software

Tabula for extracting table data from PDFs

Have you ever come across a PDF filled with useful data, but wanted to play around with that data yourself? In the past if I had that problem, I'd type the table out manually. This has some disadvantages:

  • it is extremely boring
  • it's likely that mistakes will get made, especially if the table is long and extends over several pages
  • it takes a long time

I recently discovered a tool that solves this problem: Tabula. It works on Windows and Mac and is very easy and intuitive to use. Simply take your page of data:

A page listing Kandahar's provincial council election polling stations from a few years back. Note the use of English and Dari scripts. Tabula handles all this without problems.

Then import the file into Tabula's web interface. It's surprisingly good at autodetecting where tables and table borders are, but you can do it manually if need be:

ScreenShot 2018-01-17 at 15.56.25.png

Then check that the data has been correctly scraped, select formats for export (from CSV to JSON etc):

ScreenShot 2018-01-17 at 15.57.19.png

And there you have it, all your data in a CSV file ready for use in R or Python or just a simple Excel spreadsheet:

ScreenShot 2018-01-17 at 15.57.50.png

Note that even though the interface runs through a browser, none of your data touches external servers. All the processing and stripping of data from PDFs is done on your computer, and isn't sent for processing to cloud servers. This is a really nice feature and I'm glad they wrote the software this way.

I haven't had any problems using Tabula so far. It's a great time saver. Highly recommended.

Pet Peeve: Tech Switching

I read a decent amount of tech media/press. Barely a day goes by when there isn't someone in my RSS feed explaining how they dropped application X for application Y. This seems to happen most often for frequently-used applications or workflows like scheduling/calendars or email.

I won't call out the specific blog post that set me writing this post, but suffice it to say that I wish there was a clause (in the contract of life) forcing tech writers or bloggers to state why the application they're singing the praises of is better than the one they were using up to now. Specifically, are there any new features, or does it just look shinier? Also, have you been using it for longer than a day or two?

I'm pretty solid and stable in the applications I use. It'll take something pretty seismic to rid me of DevonThink or Tinderbox or Mailmate. But if you catch me flip-flopping in my tech-related writing, please call me out on it.

DevonThink Resurgent
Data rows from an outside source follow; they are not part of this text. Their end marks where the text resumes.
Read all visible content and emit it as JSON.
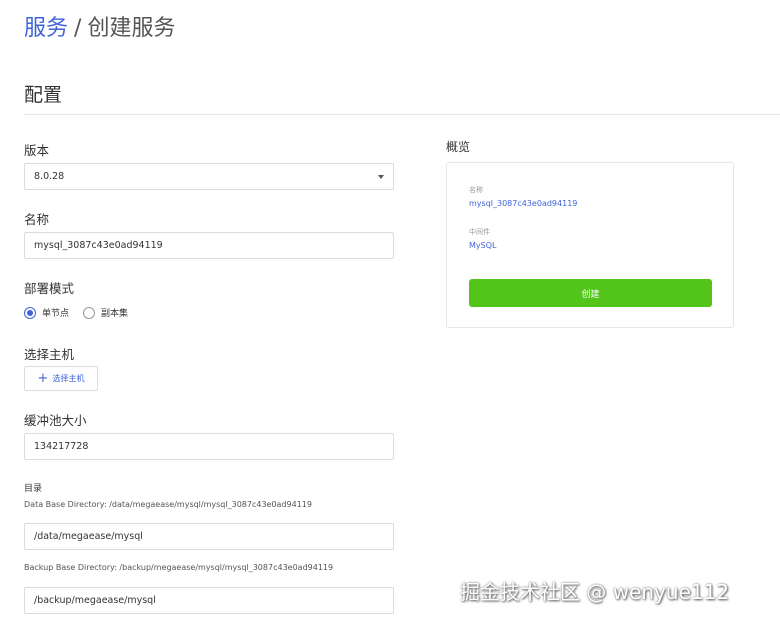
{
  "breadcrumb": {
    "root": "服务",
    "separator": "/",
    "current": "创建服务"
  },
  "section": {
    "title": "配置"
  },
  "form": {
    "version": {
      "label": "版本",
      "value": "8.0.28"
    },
    "name": {
      "label": "名称",
      "value": "mysql_3087c43e0ad94119"
    },
    "deploy_mode": {
      "label": "部署模式",
      "options": [
        "单节点",
        "副本集"
      ],
      "selected": "单节点"
    },
    "host": {
      "label": "选择主机",
      "button_label": "选择主机"
    },
    "buffer_pool": {
      "label": "缓冲池大小",
      "value": "134217728"
    },
    "directory": {
      "label": "目录",
      "data_hint": "Data Base Directory: /data/megaease/mysql/mysql_3087c43e0ad94119",
      "data_value": "/data/megaease/mysql",
      "backup_hint": "Backup Base Directory: /backup/megaease/mysql/mysql_3087c43e0ad94119",
      "backup_value": "/backup/megaease/mysql"
    }
  },
  "overview": {
    "label": "概览",
    "name_key": "名称",
    "name_value": "mysql_3087c43e0ad94119",
    "middleware_key": "中间件",
    "middleware_value": "MySQL",
    "create_button": "创建"
  },
  "watermark": "掘金技术社区 @ wenyue112",
  "colors": {
    "accent": "#3f63d9",
    "create": "#52c41a",
    "border": "#dcdcdc"
  }
}
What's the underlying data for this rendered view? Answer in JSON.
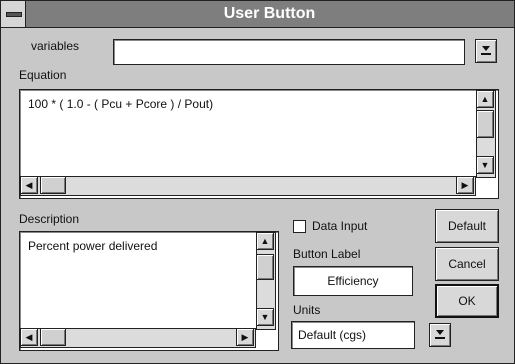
{
  "window": {
    "title": "User Button"
  },
  "variables": {
    "label": "variables",
    "value": ""
  },
  "equation": {
    "label": "Equation",
    "value": "100 * ( 1.0 - ( Pcu + Pcore ) / Pout)"
  },
  "description": {
    "label": "Description",
    "value": "Percent power delivered"
  },
  "data_input": {
    "label": "Data Input",
    "checked": false
  },
  "button_label": {
    "label": "Button Label",
    "value": "Efficiency"
  },
  "units": {
    "label": "Units",
    "value": "Default (cgs)"
  },
  "buttons": {
    "default": "Default",
    "cancel": "Cancel",
    "ok": "OK"
  },
  "icons": {
    "system_menu": "system-menu-icon",
    "dropdown": "dropdown-arrow-icon",
    "scroll_up": "▲",
    "scroll_down": "▼",
    "scroll_left": "◀",
    "scroll_right": "▶"
  }
}
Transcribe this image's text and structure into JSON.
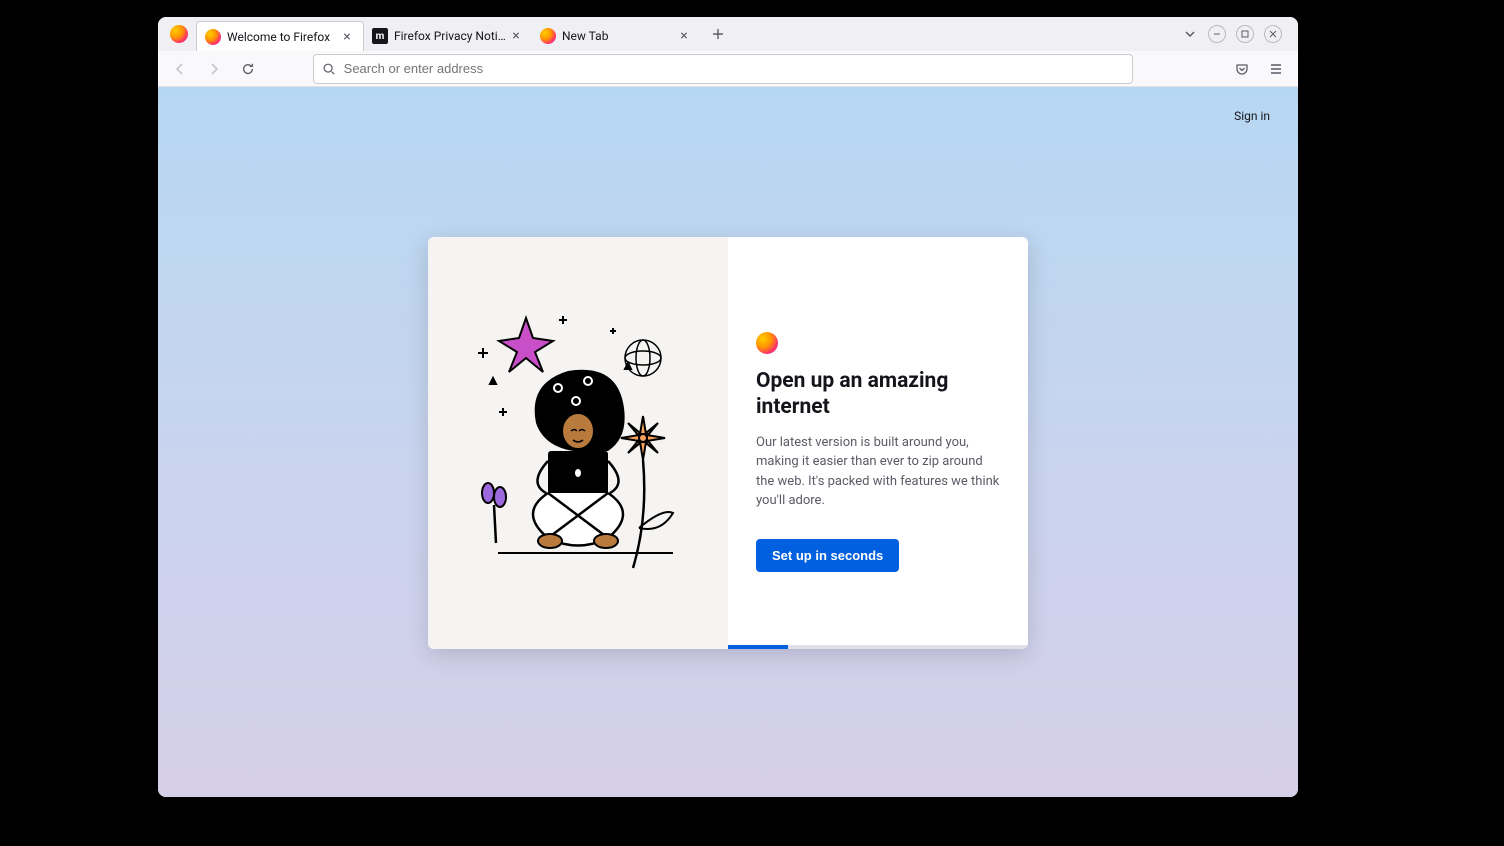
{
  "tabs": [
    {
      "label": "Welcome to Firefox",
      "favicon": "ff"
    },
    {
      "label": "Firefox Privacy Notice —",
      "favicon": "m"
    },
    {
      "label": "New Tab",
      "favicon": "ff"
    }
  ],
  "address_bar": {
    "placeholder": "Search or enter address"
  },
  "sign_in_label": "Sign in",
  "welcome": {
    "headline": "Open up an amazing internet",
    "body": "Our latest version is built around you, making it easier than ever to zip around the web. It's packed with features we think you'll adore.",
    "cta": "Set up in seconds"
  }
}
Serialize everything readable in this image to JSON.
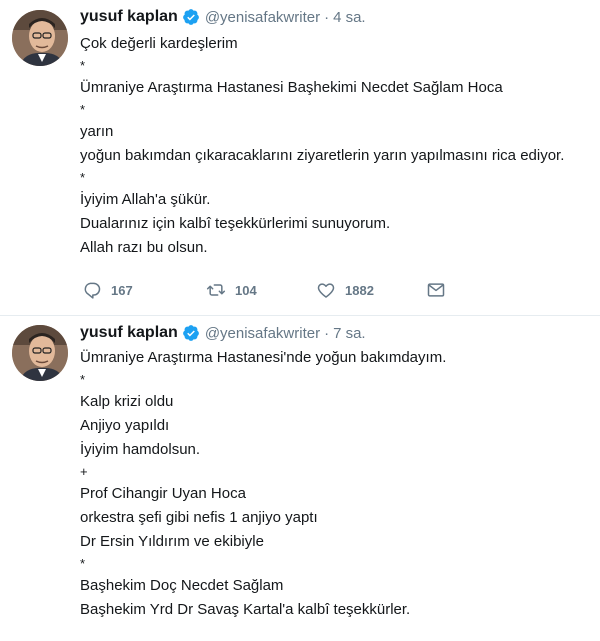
{
  "tweets": [
    {
      "author": {
        "name": "yusuf kaplan",
        "handle": "@yenisafakwriter",
        "verified": true
      },
      "separator": "·",
      "time": "4 sa.",
      "lines": [
        "Çok değerli kardeşlerim",
        "*",
        "Ümraniye Araştırma Hastanesi Başhekimi Necdet Sağlam Hoca",
        "*",
        "yarın",
        "yoğun bakımdan çıkaracaklarını ziyaretlerin yarın yapılmasını rica ediyor.",
        "*",
        "İyiyim Allah'a şükür.",
        "Dualarınız için kalbî teşekkürlerimi sunuyorum.",
        "Allah razı bu olsun."
      ],
      "actions": {
        "replies": "167",
        "retweets": "104",
        "likes": "1882"
      }
    },
    {
      "author": {
        "name": "yusuf kaplan",
        "handle": "@yenisafakwriter",
        "verified": true
      },
      "separator": "·",
      "time": "7 sa.",
      "lines": [
        "Ümraniye Araştırma Hastanesi'nde yoğun bakımdayım.",
        "*",
        "Kalp krizi oldu",
        "Anjiyo yapıldı",
        "İyiyim hamdolsun.",
        "+",
        "Prof Cihangir Uyan Hoca",
        "orkestra şefi gibi nefis 1 anjiyo yaptı",
        "Dr Ersin Yıldırım ve ekibiyle",
        "*",
        "Başhekim Doç Necdet Sağlam",
        "Başhekim Yrd Dr Savaş Kartal'a kalbî teşekkürler."
      ]
    }
  ],
  "icons": {
    "reply": "reply-icon",
    "retweet": "retweet-icon",
    "like": "heart-icon",
    "dm": "mail-icon",
    "verified": "verified-badge-icon"
  },
  "colors": {
    "text": "#14171a",
    "muted": "#657786",
    "verified": "#1da1f2",
    "divider": "#e6ecf0"
  }
}
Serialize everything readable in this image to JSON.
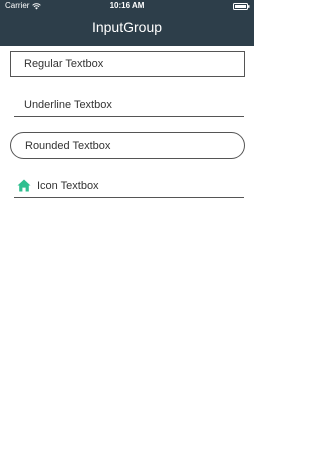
{
  "status_bar": {
    "carrier": "Carrier",
    "time": "10:16 AM",
    "icons": [
      "wifi-icon",
      "battery-icon"
    ]
  },
  "header": {
    "title": "InputGroup",
    "background_color": "#2d3e4a"
  },
  "inputs": {
    "regular": {
      "placeholder": "Regular Textbox"
    },
    "underline": {
      "placeholder": "Underline Textbox"
    },
    "rounded": {
      "placeholder": "Rounded Textbox"
    },
    "icon": {
      "placeholder": "Icon Textbox",
      "icon": "home-icon",
      "icon_color": "#2fbf8f"
    }
  }
}
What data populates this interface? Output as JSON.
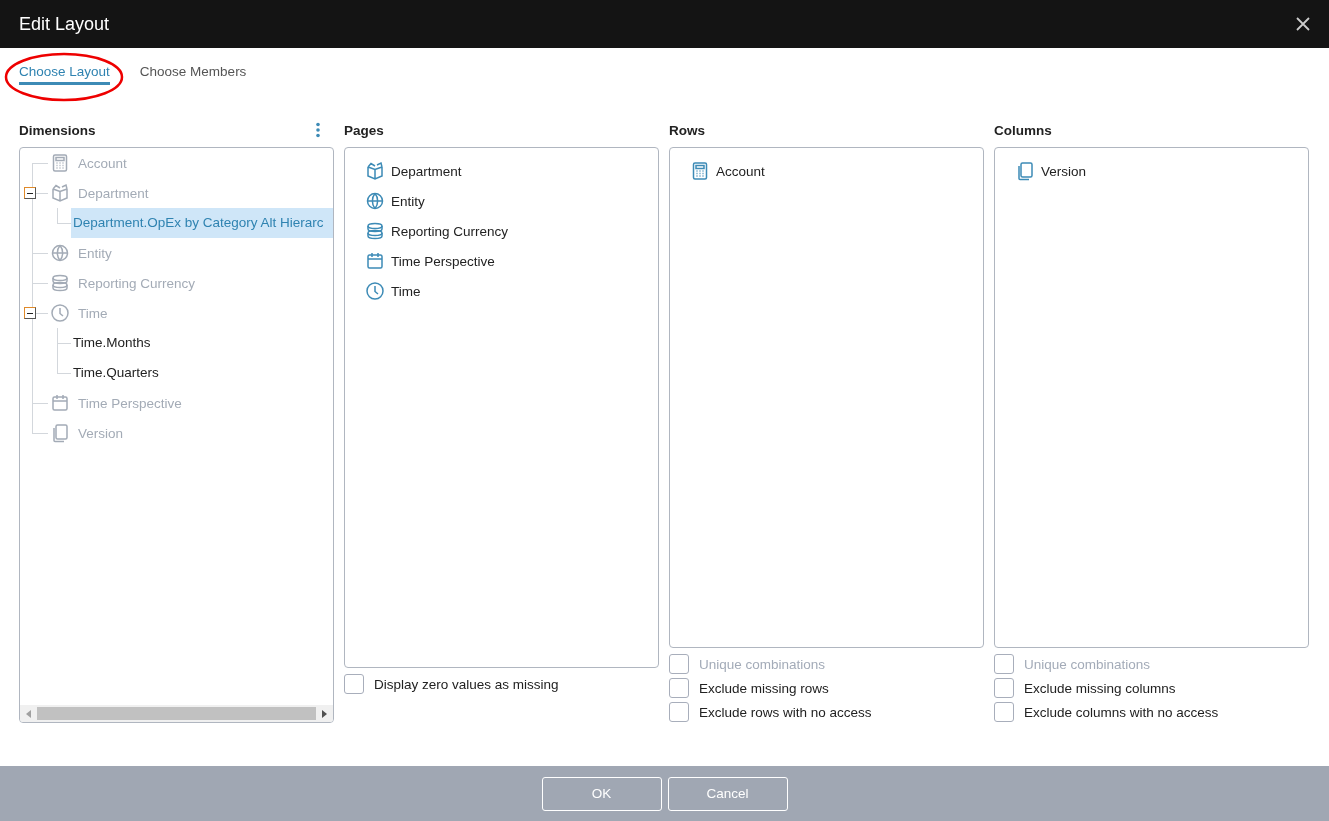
{
  "window": {
    "title": "Edit Layout"
  },
  "tabs": [
    {
      "label": "Choose Layout",
      "selected": true
    },
    {
      "label": "Choose Members",
      "selected": false
    }
  ],
  "dimensions": {
    "title": "Dimensions",
    "items": [
      {
        "label": "Account",
        "kind": "calculator",
        "disabled": true,
        "selected": false
      },
      {
        "label": "Department",
        "kind": "cube",
        "disabled": true,
        "selected": false,
        "expanded": true,
        "children": [
          {
            "label": "Department.OpEx by Category Alt Hierarc",
            "disabled": false,
            "selected": true
          }
        ]
      },
      {
        "label": "Entity",
        "kind": "globe",
        "disabled": true,
        "selected": false
      },
      {
        "label": "Reporting Currency",
        "kind": "coins",
        "disabled": true,
        "selected": false
      },
      {
        "label": "Time",
        "kind": "clock",
        "disabled": true,
        "selected": false,
        "expanded": true,
        "children": [
          {
            "label": "Time.Months",
            "disabled": false,
            "selected": false
          },
          {
            "label": "Time.Quarters",
            "disabled": false,
            "selected": false
          }
        ]
      },
      {
        "label": "Time Perspective",
        "kind": "calendar",
        "disabled": true,
        "selected": false
      },
      {
        "label": "Version",
        "kind": "copy",
        "disabled": true,
        "selected": false
      }
    ]
  },
  "pages": {
    "title": "Pages",
    "items": [
      {
        "label": "Department",
        "kind": "cube"
      },
      {
        "label": "Entity",
        "kind": "globe"
      },
      {
        "label": "Reporting Currency",
        "kind": "coins"
      },
      {
        "label": "Time Perspective",
        "kind": "calendar"
      },
      {
        "label": "Time",
        "kind": "clock"
      }
    ],
    "options": [
      {
        "label": "Display zero values as missing",
        "checked": false,
        "disabled": false
      }
    ]
  },
  "rows": {
    "title": "Rows",
    "items": [
      {
        "label": "Account",
        "kind": "calculator"
      }
    ],
    "options": [
      {
        "label": "Unique combinations",
        "checked": false,
        "disabled": true
      },
      {
        "label": "Exclude missing rows",
        "checked": false,
        "disabled": false
      },
      {
        "label": "Exclude rows with no access",
        "checked": false,
        "disabled": false
      }
    ]
  },
  "columns": {
    "title": "Columns",
    "items": [
      {
        "label": "Version",
        "kind": "copy"
      }
    ],
    "options": [
      {
        "label": "Unique combinations",
        "checked": false,
        "disabled": true
      },
      {
        "label": "Exclude missing columns",
        "checked": false,
        "disabled": false
      },
      {
        "label": "Exclude columns with no access",
        "checked": false,
        "disabled": false
      }
    ]
  },
  "buttons": [
    "OK",
    "Cancel"
  ]
}
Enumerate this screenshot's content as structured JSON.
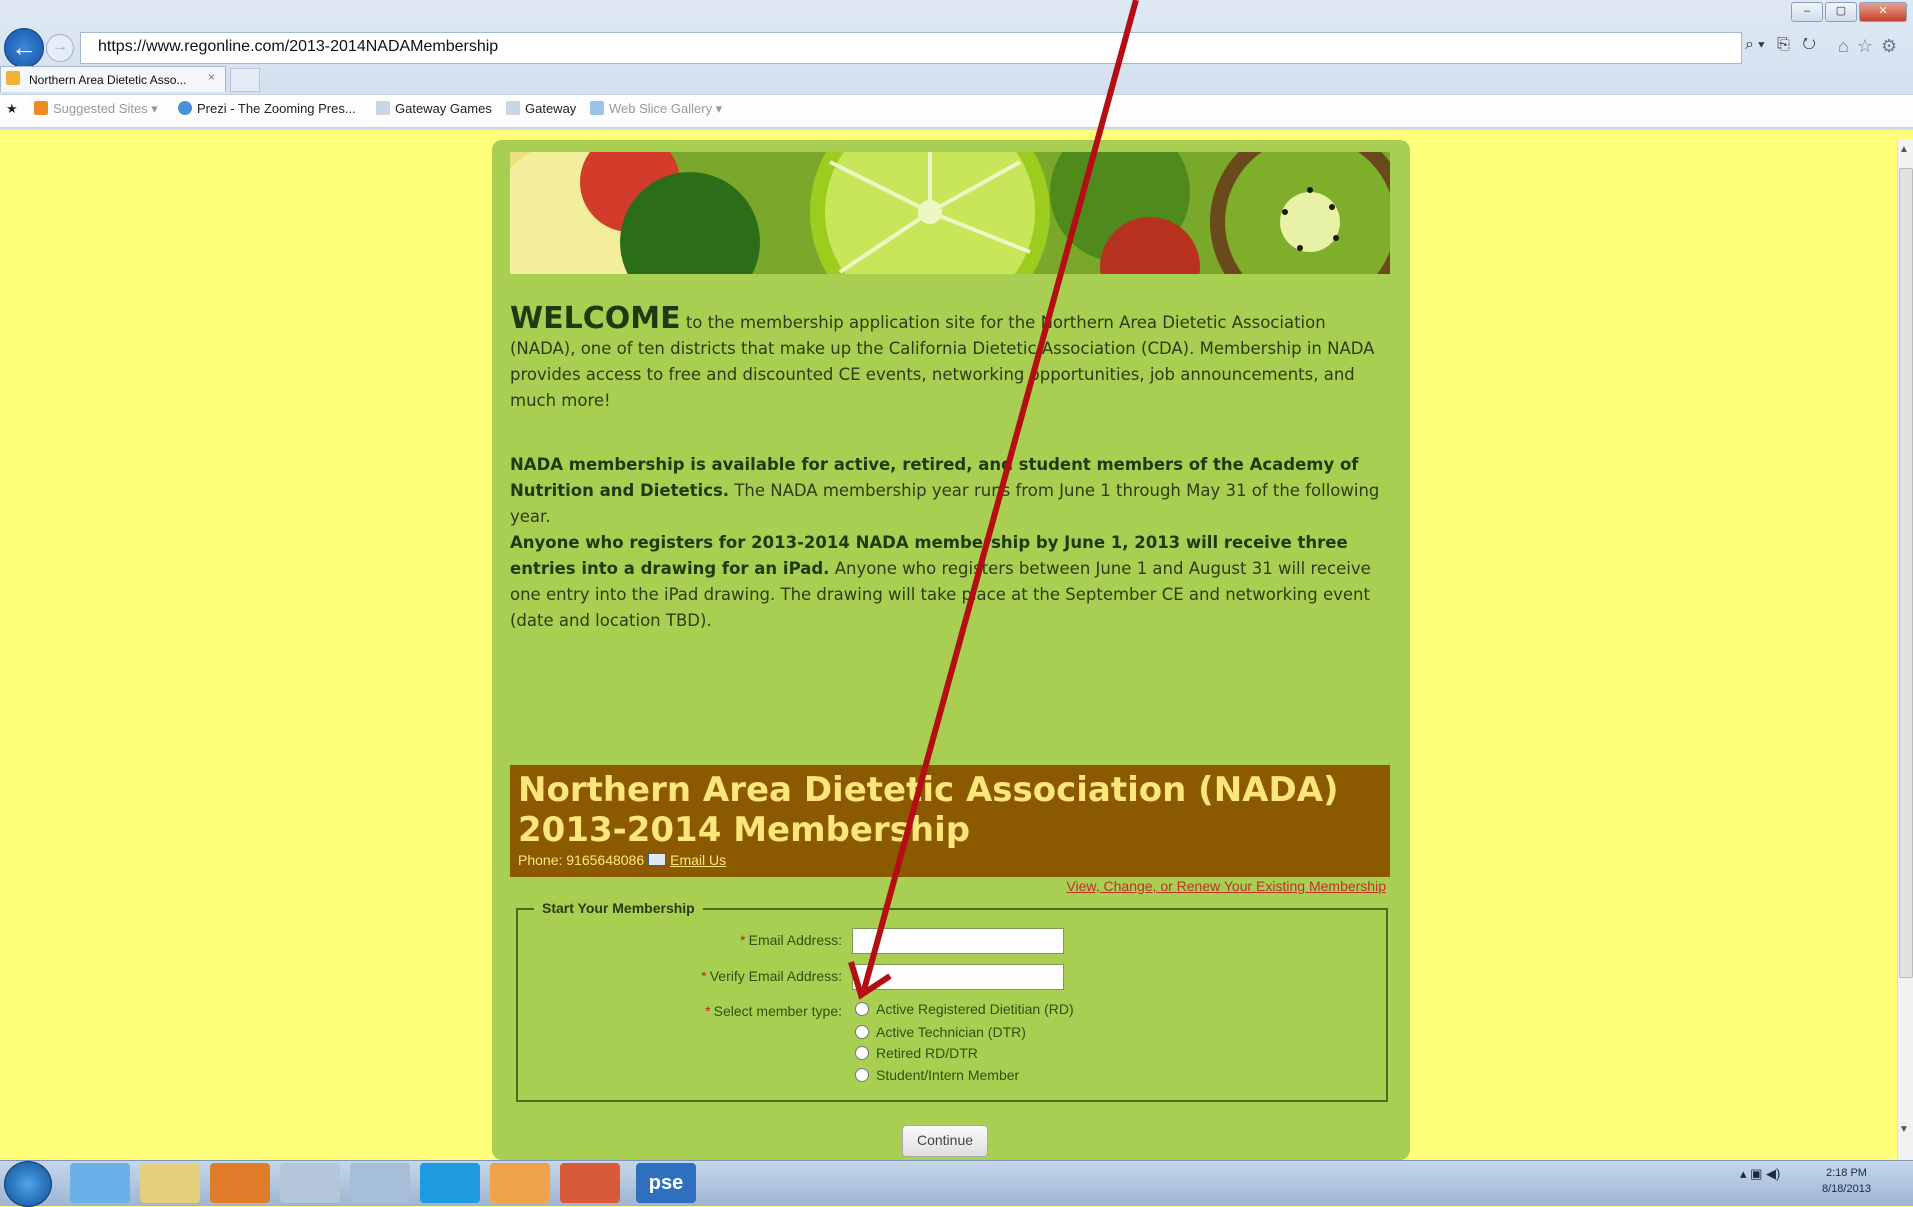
{
  "browser": {
    "url": "https://www.regonline.com/2013-2014NADAMembership",
    "tab_title": "Northern Area Dietetic Asso...",
    "tab_close": "×",
    "favorites": [
      "Suggested Sites ▾",
      "Prezi - The Zooming Pres...",
      "Gateway Games",
      "Gateway",
      "Web Slice Gallery ▾"
    ],
    "window_buttons": [
      "–",
      "▢",
      "✕"
    ]
  },
  "page": {
    "welcome_word": "WELCOME",
    "welcome_rest": " to the membership application site for the Northern Area Dietetic Association (NADA), one of ten districts that make up the California Dietetic Association (CDA). Membership in NADA provides access to free and discounted CE events, networking opportunities, job announcements, and much more!",
    "para2_bold": "NADA membership is available for active, retired, and student members of the Academy of Nutrition and Dietetics.",
    "para2_rest": " The NADA membership year runs from June 1 through May 31 of the following year.",
    "para3_bold": "Anyone who registers for 2013-2014 NADA membership by June 1, 2013 will receive three entries into a drawing for an iPad.",
    "para3_rest": " Anyone who registers between June 1 and August 31 will receive one entry into the iPad drawing. The drawing will take place at the September CE and networking event (date and location TBD).",
    "title_line1": "Northern Area Dietetic Association (NADA)",
    "title_line2": "2013-2014 Membership",
    "phone": "Phone: 9165648086",
    "email_us": "Email Us",
    "existing_link": "View, Change, or Renew Your Existing Membership"
  },
  "form": {
    "legend": "Start Your Membership",
    "email_label": "Email Address:",
    "verify_label": "Verify Email Address:",
    "member_type_label": "Select member type:",
    "email_value": "",
    "verify_value": "",
    "options": [
      "Active Registered Dietitian (RD)",
      "Active Technician (DTR)",
      "Retired RD/DTR",
      "Student/Intern Member"
    ],
    "continue": "Continue"
  },
  "taskbar": {
    "time": "2:18 PM",
    "date": "8/18/2013",
    "pse_label": "pse"
  },
  "colors": {
    "page_bg": "#ffff7a",
    "panel": "#a8cf52",
    "title_band": "#8b5a00",
    "title_text": "#ffe67a",
    "arrow": "#b40d14"
  }
}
There has never been a better time to get into DevonThink and Tinderbox. Winterfest 2016 is on, and you can get 25% reductions on both those apps, as well as a number of other really useful pieces of software like Scrivener, TaskPaper, Bookends, Scapple and PDFPen.

If you’re unsure if DevonThink is something you’d be interested in, they have a 150-hours-of-use free trial for all their different apps. MacPowerUsers podcast just released a useful overview of the current state of the app — an interview with Stuart Ingram. ScreenCastsOnline also published the first part of a trilogy of video learning materials on DevonThink.

If you’re a Mac user who is perhaps uncomfortable with Evernote’s privacy policies or just seeking to get more out of the data you’ve stored on your hard drive, give DevonThink a try.

Highlights + DevonThink = Pretty Great

I’m late to the Highlights party, but I’m glad I got here.

Like many readers of this blog, I get sent (and occasionally read) a lot of PDFs. In fact, I did a quick search in DevonThink, and I am informed that I have 52,244 PDFs in my library. These are a mix of reports, archived copies of websites, scanned-and-OCRed photos and a thousand-and-one things in between.

Thus far, my workflow has been to read PDFs on my Mac. Any notes I took while reading the file were written up manually in separate files. I would laboriously copy and paste whatever text snippet or quotation I wanted to preserve along with its page reference. These would be fed into DevonThink’s AI engine and magic would happen.

Now, post-Highlights-installation, my workflow is much less laborious. I can take highlights in-app, export all the quotations as separate text or HTML files and have have DevonThink go do its thing without all the intermediary hassle. If you’re  a professional researcher or writer using DevonThink as your notes database — and quite frankly, if not, why not? — the Highlights app will probably please you.